BRIEF: Below are the records; copy every line in them that holds the string "label".

########

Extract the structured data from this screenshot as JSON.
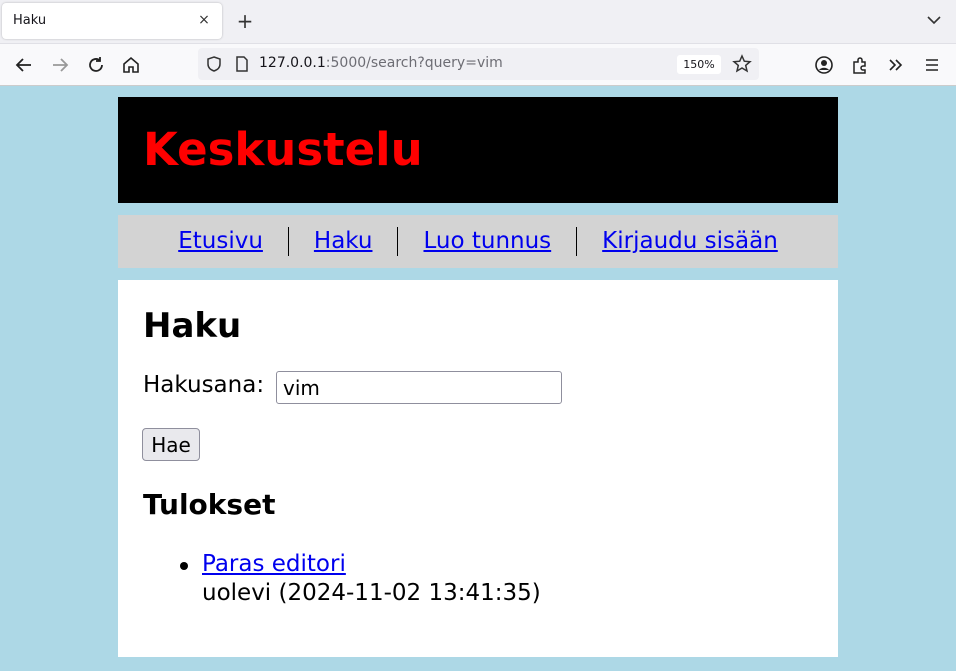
{
  "browser": {
    "tab_title": "Haku",
    "tab_close": "×",
    "new_tab": "+",
    "url_host": "127.0.0.1",
    "url_rest": ":5000/search?query=vim",
    "zoom": "150%"
  },
  "site": {
    "title": "Keskustelu",
    "title_color": "#ff0000",
    "nav": [
      {
        "label": "Etusivu"
      },
      {
        "label": "Haku"
      },
      {
        "label": "Luo tunnus"
      },
      {
        "label": "Kirjaudu sisään"
      }
    ]
  },
  "search": {
    "heading": "Haku",
    "label": "Hakusana:",
    "value": "vim",
    "button": "Hae"
  },
  "results": {
    "heading": "Tulokset",
    "items": [
      {
        "title": "Paras editori",
        "meta": "uolevi (2024-11-02 13:41:35)"
      }
    ]
  },
  "colors": {
    "background": "#add8e6",
    "link": "#0000ee",
    "nav_background": "#d3d3d3"
  }
}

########

TASK ANSWER:
        "label": "Etusivu"
        "label": "Haku"
        "label": "Luo tunnus"
        "label": "Kirjaudu sisään"
    "label": "Hakusana:",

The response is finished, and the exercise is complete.